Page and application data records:
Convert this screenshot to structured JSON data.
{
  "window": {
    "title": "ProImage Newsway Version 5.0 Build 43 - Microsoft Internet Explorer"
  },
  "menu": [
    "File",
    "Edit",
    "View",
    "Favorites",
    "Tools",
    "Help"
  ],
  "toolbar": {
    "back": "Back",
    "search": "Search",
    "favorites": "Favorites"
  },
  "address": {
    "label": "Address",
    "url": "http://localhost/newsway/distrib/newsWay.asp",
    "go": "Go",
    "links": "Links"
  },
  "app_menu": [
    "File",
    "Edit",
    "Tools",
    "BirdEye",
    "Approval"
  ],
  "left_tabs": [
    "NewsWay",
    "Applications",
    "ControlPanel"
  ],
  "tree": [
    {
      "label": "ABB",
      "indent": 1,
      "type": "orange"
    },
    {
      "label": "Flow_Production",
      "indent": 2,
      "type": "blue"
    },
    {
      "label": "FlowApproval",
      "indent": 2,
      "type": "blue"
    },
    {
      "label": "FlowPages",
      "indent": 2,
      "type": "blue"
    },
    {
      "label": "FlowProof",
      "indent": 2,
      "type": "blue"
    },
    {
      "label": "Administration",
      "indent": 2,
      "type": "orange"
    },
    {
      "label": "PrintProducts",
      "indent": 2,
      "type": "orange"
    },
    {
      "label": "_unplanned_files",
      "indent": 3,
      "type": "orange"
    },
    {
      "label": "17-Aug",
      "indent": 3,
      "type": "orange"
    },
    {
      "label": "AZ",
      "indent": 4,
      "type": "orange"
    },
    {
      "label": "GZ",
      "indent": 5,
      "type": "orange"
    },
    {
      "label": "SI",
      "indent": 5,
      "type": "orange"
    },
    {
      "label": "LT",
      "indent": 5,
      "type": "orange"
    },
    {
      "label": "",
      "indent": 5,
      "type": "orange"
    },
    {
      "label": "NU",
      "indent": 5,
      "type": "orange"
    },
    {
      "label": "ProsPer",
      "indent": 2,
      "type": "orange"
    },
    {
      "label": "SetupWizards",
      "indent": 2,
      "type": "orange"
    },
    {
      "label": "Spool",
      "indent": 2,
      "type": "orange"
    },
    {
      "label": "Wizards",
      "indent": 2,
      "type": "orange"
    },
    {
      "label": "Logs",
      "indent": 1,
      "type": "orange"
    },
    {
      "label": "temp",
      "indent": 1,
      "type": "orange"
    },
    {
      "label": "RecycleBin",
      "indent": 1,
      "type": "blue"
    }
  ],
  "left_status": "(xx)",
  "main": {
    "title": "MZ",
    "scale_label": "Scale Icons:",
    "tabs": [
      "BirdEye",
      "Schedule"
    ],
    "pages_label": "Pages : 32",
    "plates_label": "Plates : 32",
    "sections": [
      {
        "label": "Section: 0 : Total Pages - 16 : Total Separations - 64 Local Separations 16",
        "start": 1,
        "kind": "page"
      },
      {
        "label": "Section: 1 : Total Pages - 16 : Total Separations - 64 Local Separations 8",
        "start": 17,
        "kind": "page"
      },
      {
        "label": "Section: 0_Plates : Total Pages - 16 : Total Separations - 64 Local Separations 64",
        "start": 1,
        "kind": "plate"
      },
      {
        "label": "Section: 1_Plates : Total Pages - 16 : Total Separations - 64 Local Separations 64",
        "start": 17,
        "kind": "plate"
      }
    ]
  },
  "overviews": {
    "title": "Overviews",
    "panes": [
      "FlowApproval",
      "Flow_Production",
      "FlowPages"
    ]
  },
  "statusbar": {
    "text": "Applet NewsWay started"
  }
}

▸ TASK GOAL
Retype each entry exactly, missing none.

▸ RESPONSE TO THIS TASK
Convert this screenshot to structured JSON data.
{
  "window": {
    "title": "ProImage Newsway Version 5.0 Build 43 - Microsoft Internet Explorer"
  },
  "menu": [
    "File",
    "Edit",
    "View",
    "Favorites",
    "Tools",
    "Help"
  ],
  "toolbar": {
    "back": "Back",
    "search": "Search",
    "favorites": "Favorites"
  },
  "address": {
    "label": "Address",
    "url": "http://localhost/newsway/distrib/newsWay.asp",
    "go": "Go",
    "links": "Links"
  },
  "app_menu": [
    "File",
    "Edit",
    "Tools",
    "BirdEye",
    "Approval"
  ],
  "left_tabs": [
    "NewsWay",
    "Applications",
    "ControlPanel"
  ],
  "tree": [
    {
      "label": "ABB",
      "indent": 1,
      "type": "orange"
    },
    {
      "label": "Flow_Production",
      "indent": 2,
      "type": "blue"
    },
    {
      "label": "FlowApproval",
      "indent": 2,
      "type": "blue"
    },
    {
      "label": "FlowPages",
      "indent": 2,
      "type": "blue"
    },
    {
      "label": "FlowProof",
      "indent": 2,
      "type": "blue"
    },
    {
      "label": "Administration",
      "indent": 2,
      "type": "orange"
    },
    {
      "label": "PrintProducts",
      "indent": 2,
      "type": "orange"
    },
    {
      "label": "_unplanned_files",
      "indent": 3,
      "type": "orange"
    },
    {
      "label": "17-Aug",
      "indent": 3,
      "type": "orange"
    },
    {
      "label": "AZ",
      "indent": 4,
      "type": "orange"
    },
    {
      "label": "GZ",
      "indent": 5,
      "type": "orange"
    },
    {
      "label": "SI",
      "indent": 5,
      "type": "orange"
    },
    {
      "label": "LT",
      "indent": 5,
      "type": "orange"
    },
    {
      "label": "",
      "indent": 5,
      "type": "orange"
    },
    {
      "label": "NU",
      "indent": 5,
      "type": "orange"
    },
    {
      "label": "ProsPer",
      "indent": 2,
      "type": "orange"
    },
    {
      "label": "SetupWizards",
      "indent": 2,
      "type": "orange"
    },
    {
      "label": "Spool",
      "indent": 2,
      "type": "orange"
    },
    {
      "label": "Wizards",
      "indent": 2,
      "type": "orange"
    },
    {
      "label": "Logs",
      "indent": 1,
      "type": "orange"
    },
    {
      "label": "temp",
      "indent": 1,
      "type": "orange"
    },
    {
      "label": "RecycleBin",
      "indent": 1,
      "type": "blue"
    }
  ],
  "left_status": "(xx)",
  "main": {
    "title": "MZ",
    "scale_label": "Scale Icons:",
    "tabs": [
      "BirdEye",
      "Schedule"
    ],
    "pages_label": "Pages : 32",
    "plates_label": "Plates : 32",
    "sections": [
      {
        "label": "Section: 0 : Total Pages - 16 : Total Separations - 64 Local Separations 16",
        "start": 1,
        "kind": "page"
      },
      {
        "label": "Section: 1 : Total Pages - 16 : Total Separations - 64 Local Separations 8",
        "start": 17,
        "kind": "page"
      },
      {
        "label": "Section: 0_Plates : Total Pages - 16 : Total Separations - 64 Local Separations 64",
        "start": 1,
        "kind": "plate"
      },
      {
        "label": "Section: 1_Plates : Total Pages - 16 : Total Separations - 64 Local Separations 64",
        "start": 17,
        "kind": "plate"
      }
    ]
  },
  "overviews": {
    "title": "Overviews",
    "panes": [
      "FlowApproval",
      "Flow_Production",
      "FlowPages"
    ]
  },
  "statusbar": {
    "text": "Applet NewsWay started"
  }
}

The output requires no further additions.